TASK GOAL =
Would you copy the records exactly, leaving the pictures out?

Web page and app entries
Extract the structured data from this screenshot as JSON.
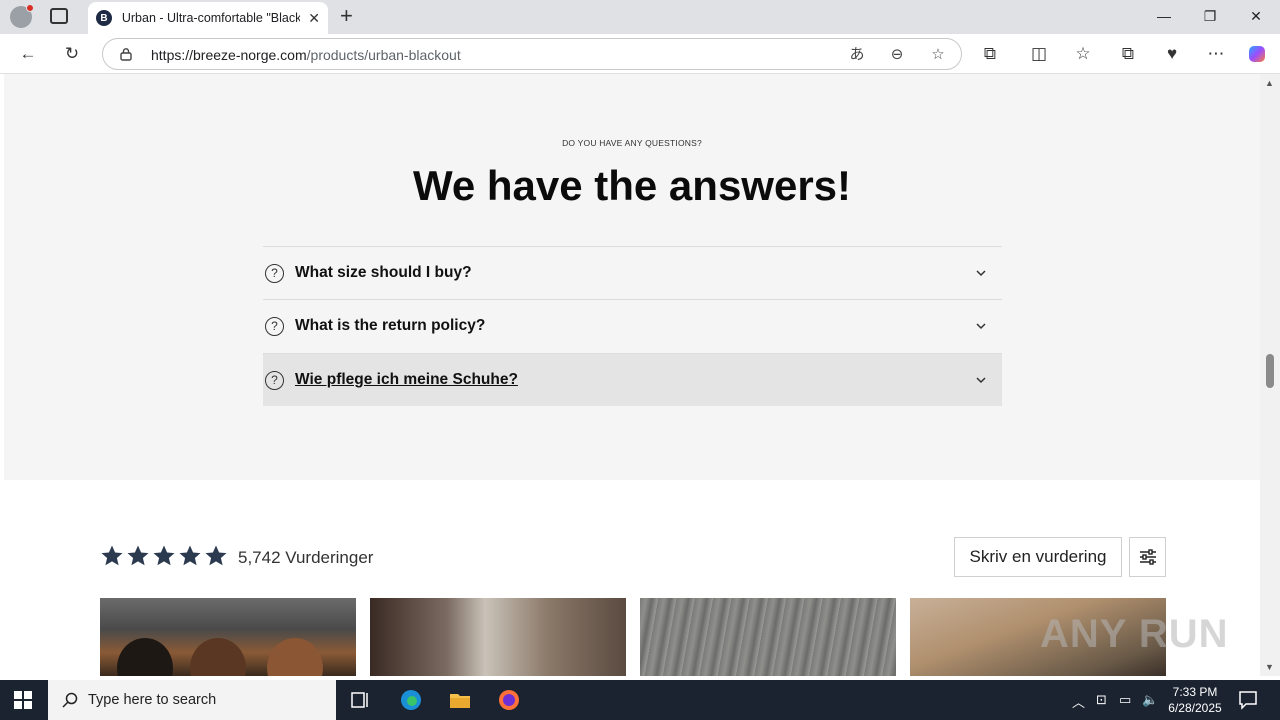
{
  "browser": {
    "tab_title": "Urban - Ultra-comfortable \"Black",
    "favicon_letter": "B",
    "url_domain": "https://breeze-norge.com",
    "url_path": "/products/urban-blackout"
  },
  "faq": {
    "eyebrow": "DO YOU HAVE ANY QUESTIONS?",
    "headline": "We have the answers!",
    "items": [
      {
        "question": "What size should I buy?"
      },
      {
        "question": "What is the return policy?"
      },
      {
        "question": "Wie pflege ich meine Schuhe?"
      }
    ]
  },
  "reviews": {
    "rating": 5,
    "count_text": "5,742 Vurderinger",
    "write_button": "Skriv en vurdering",
    "star_color": "#2b3a4e"
  },
  "taskbar": {
    "search_placeholder": "Type here to search",
    "time": "7:33 PM",
    "date": "6/28/2025"
  },
  "watermark": "ANY RUN"
}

WRITTEN ANSWER =
Extract the structured data from this screenshot as JSON.
{
  "browser": {
    "tab_title": "Urban - Ultra-comfortable \"Black",
    "favicon_letter": "B",
    "url_domain": "https://breeze-norge.com",
    "url_path": "/products/urban-blackout"
  },
  "faq": {
    "eyebrow": "DO YOU HAVE ANY QUESTIONS?",
    "headline": "We have the answers!",
    "items": [
      {
        "question": "What size should I buy?"
      },
      {
        "question": "What is the return policy?"
      },
      {
        "question": "Wie pflege ich meine Schuhe?"
      }
    ]
  },
  "reviews": {
    "rating": 5,
    "count_text": "5,742 Vurderinger",
    "write_button": "Skriv en vurdering",
    "star_color": "#2b3a4e"
  },
  "taskbar": {
    "search_placeholder": "Type here to search",
    "time": "7:33 PM",
    "date": "6/28/2025"
  },
  "watermark": "ANY RUN"
}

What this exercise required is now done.